S&P revises outlook for Eskom from negative to stable

State-owned enterprises are pivotal to economic growth, but what will their role in SA be in 2019?
State-owned enterprises are pivotal to economic growth, but what will their role in SA be in 2019?

Ratings agency Standard & Poor's has kept Eskom at junk status, but has revised outlook from negative to stable, the power utility said in a statement issued on Friday afternoon.

S&P has Eskom's foreign and local currency long-term ratings at CCC+, with a stable outlook.

A CCC rating means that the power utility is vulnerable and dependent on favourable business, financial and economic conditions to meet its financial commitments, according to a S&P's ratings definition.

Last week Finance Minister Tito Mboweni announced that government has set aside R69bn over the next three years for the power utility to service its debt costs and institute a turnaround.

The power utility will be split into three entities – generation, transmission and distribution, which will still remain state-owned, President Cyril Ramaphosa assured.

The transmission entity will be established first, with its board to be appointed by mid-2019.

Treasury told Parliament's standing committee on finance at a briefing on Friday that there is uncertainty about the full figure required by the power utility.

Last year, Eskom had approached Treasury for a debt takeover of R100bn. The power utility has a debt burden of R419bn.

According to Treasury Eskom requires balance sheet support of R150bn, amortised over 10 years. This is why R23bn has been allocated per year.
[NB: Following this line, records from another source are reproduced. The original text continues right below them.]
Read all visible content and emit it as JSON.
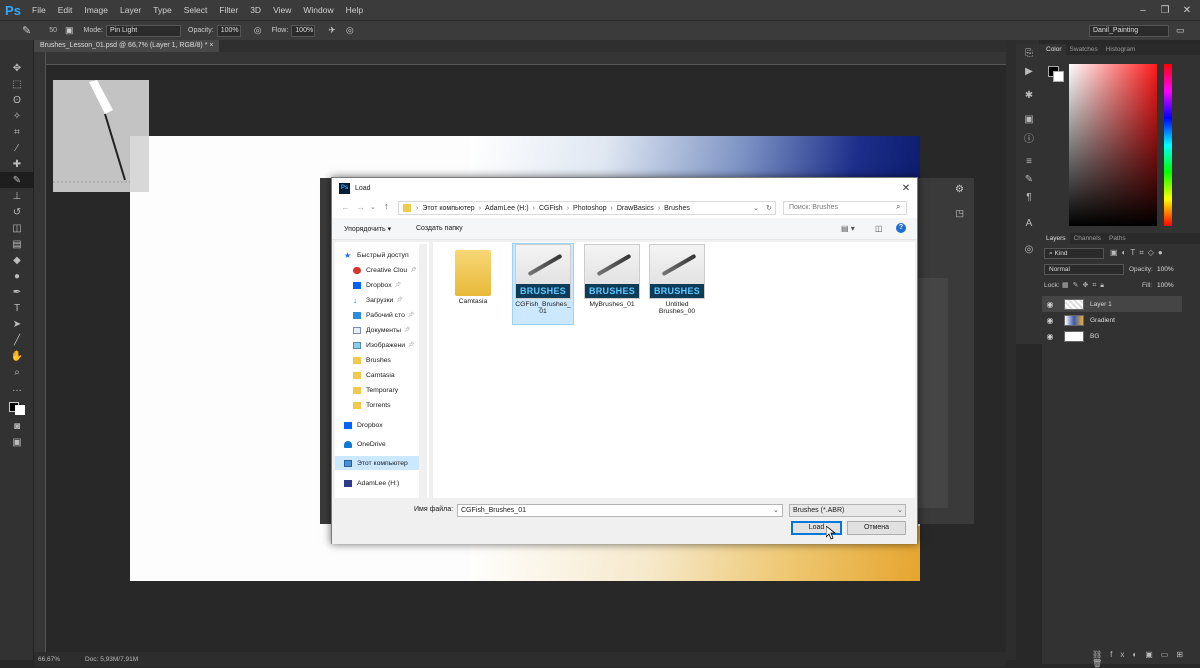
{
  "app": {
    "logo": "Ps",
    "menu": [
      "File",
      "Edit",
      "Image",
      "Layer",
      "Type",
      "Select",
      "Filter",
      "3D",
      "View",
      "Window",
      "Help"
    ],
    "workspace": "Danil_Painting"
  },
  "options": {
    "brush_size": "50",
    "mode_label": "Mode:",
    "mode_value": "Pin Light",
    "opacity_label": "Opacity:",
    "opacity_value": "100%",
    "flow_label": "Flow:",
    "flow_value": "100%"
  },
  "document": {
    "tab_title": "Brushes_Lesson_01.psd @ 66,7% (Layer 1, RGB/8) *"
  },
  "status": {
    "zoom": "66,67%",
    "doc": "Doc: 5,93M/7,91M"
  },
  "panels": {
    "color_tabs": [
      "Color",
      "Swatches",
      "Histogram"
    ],
    "layer_tabs": [
      "Layers",
      "Channels",
      "Paths"
    ],
    "kind_label": "Kind",
    "blend_mode": "Normal",
    "opacity_label": "Opacity:",
    "opacity_value": "100%",
    "lock_label": "Lock:",
    "fill_label": "Fill:",
    "fill_value": "100%",
    "layers": [
      "Layer 1",
      "Gradient",
      "BG"
    ],
    "colors": {
      "accent": "#31a8ff",
      "panel": "#323232",
      "foreground": "#000000",
      "background": "#ffffff"
    }
  },
  "dialog": {
    "title": "Load",
    "breadcrumb": [
      "Этот компьютер",
      "AdamLee (H:)",
      "CGFish",
      "Photoshop",
      "DrawBasics",
      "Brushes"
    ],
    "search_placeholder": "Поиск: Brushes",
    "organize": "Упорядочить ▾",
    "new_folder": "Создать папку",
    "nav": [
      {
        "label": "Быстрый доступ",
        "icon": "star-icon",
        "pinned": false
      },
      {
        "label": "Creative Clou",
        "icon": "creative-cloud-icon",
        "pinned": true
      },
      {
        "label": "Dropbox",
        "icon": "dropbox-icon",
        "pinned": true
      },
      {
        "label": "Загрузки",
        "icon": "download-icon",
        "pinned": true
      },
      {
        "label": "Рабочий сто",
        "icon": "desktop-icon",
        "pinned": true
      },
      {
        "label": "Документы",
        "icon": "documents-icon",
        "pinned": true
      },
      {
        "label": "Изображени",
        "icon": "pictures-icon",
        "pinned": true
      },
      {
        "label": "Brushes",
        "icon": "folder-icon",
        "pinned": false
      },
      {
        "label": "Camtasia",
        "icon": "folder-icon",
        "pinned": false
      },
      {
        "label": "Temporary",
        "icon": "folder-icon",
        "pinned": false
      },
      {
        "label": "Torrents",
        "icon": "folder-icon",
        "pinned": false
      },
      {
        "label": "Dropbox",
        "icon": "dropbox-icon",
        "pinned": false
      },
      {
        "label": "OneDrive",
        "icon": "onedrive-icon",
        "pinned": false
      },
      {
        "label": "Этот компьютер",
        "icon": "computer-icon",
        "pinned": false
      },
      {
        "label": "AdamLee (H:)",
        "icon": "drive-icon",
        "pinned": false
      }
    ],
    "files": [
      {
        "name": "Camtasia",
        "type": "folder"
      },
      {
        "name": "CGFish_Brushes_\n01",
        "type": "brush",
        "selected": true
      },
      {
        "name": "MyBrushes_01",
        "type": "brush"
      },
      {
        "name": "Untitled\nBrushes_00",
        "type": "brush"
      }
    ],
    "brush_badge": "BRUSHES",
    "filename_label": "Имя файла:",
    "filename_value": "CGFish_Brushes_01",
    "filetype": "Brushes (*.ABR)",
    "load_button": "Load",
    "cancel_button": "Отмена"
  }
}
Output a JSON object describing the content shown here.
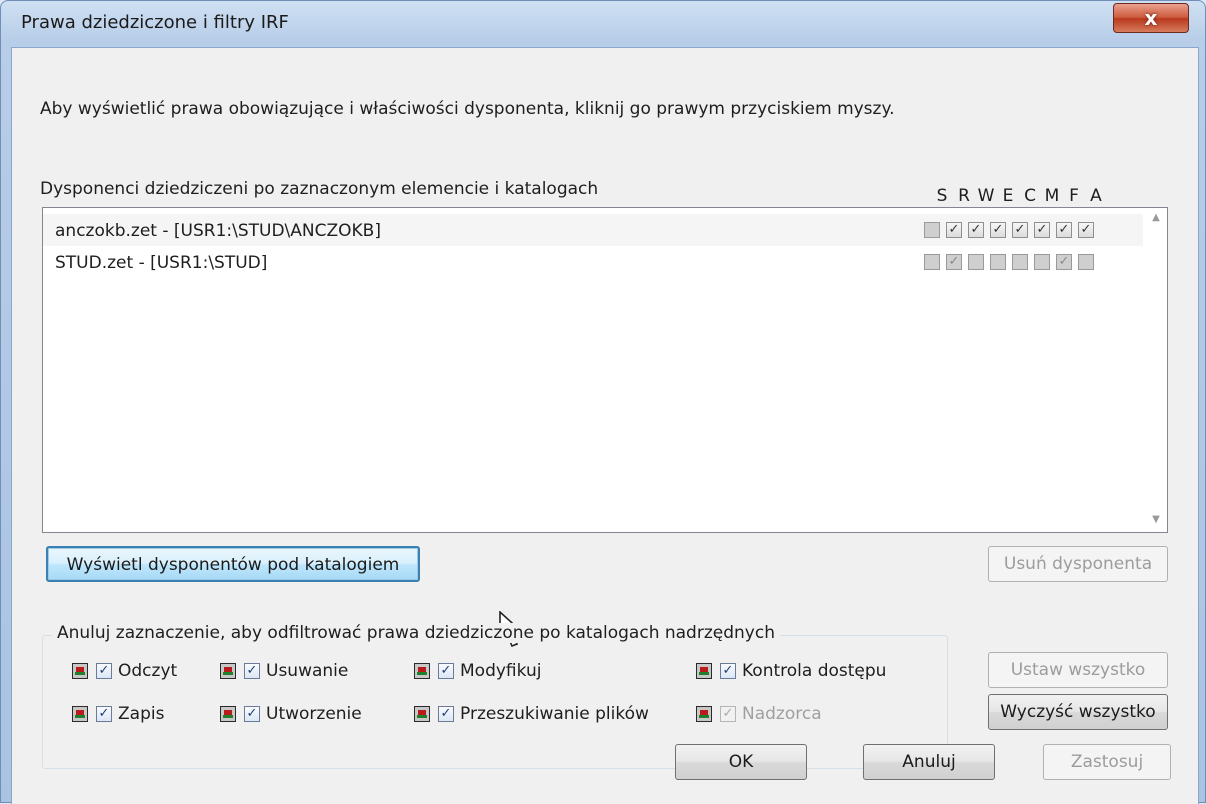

Treasury's acting deputy director general for the budget office Ian Stuart said different options are being considered.

Eskom has R419bn in debt it has to settle, and the financial support from government will go towards helping Eskom service its debt, Stuart said.

So far Eskom has secured 95% of its R72bn funding requirement for FY18/19 and 35% of the indicative R48bn funding requirement for FY19/20, the power utility said in its statement.

Eskom Chief Financial officer Calib Cassim said that S&P's decision is a "positive reinforcement" of the strides taken to improve the power utility's liquidity position.

"The moderately improved liquidity will allow us to focus on continuing to secure funding required for the FY19/20 and stabilise Eskom's security of supply."

*CORRECTION: A previous version of the article stated that S&P's local and foreign currency credit rating for SA is CCC+. The article was updated on March 4 at 09:50 to reflect that it is in fact power utility Eskom's local and foreign currency credit rating which is CCC+. Fin24 apologises for the error. 

ZAR/USD
17.39
(+0.58)
ZAR/GBP
22.68
(+0.69)
ZAR/EUR
20.50
(+0.17)
ZAR/AUD
12.45
(+0.44)
ZAR/JPY
0.16
(+0.85)
Gold
1932.28
(+1.38)
Silver
25.63
(+3.24)
Platinum
937.00
(+1.84)
Brent Crude
44.46
(-1.09)
Palladium
2164.99
(+3.74)
All Share
57432.72
(+0.46)
Top 40
53109.56
(+0.53)
Financial 15
10210.66
(-0.05)
Industrial 25
76273.68
(+0.99)
Resource 10
58709.05
(+0.05)
All JSE data delayed by at least 15 minutes morningstar logo
Company Snapshot
Voting Booth
Do you think it was a good idea for the government to approach the IMF for a $4.3 billion loan to fight Covid-19?
Please select an option Oops! Something went wrong, please try again later.
Results
Yes. We need the money.
11% - 969 votes
It depends on how the funds are used.
74% - 6448 votes
No. We should have gotten the loan elsewhere.
15% - 1334 votes
Vote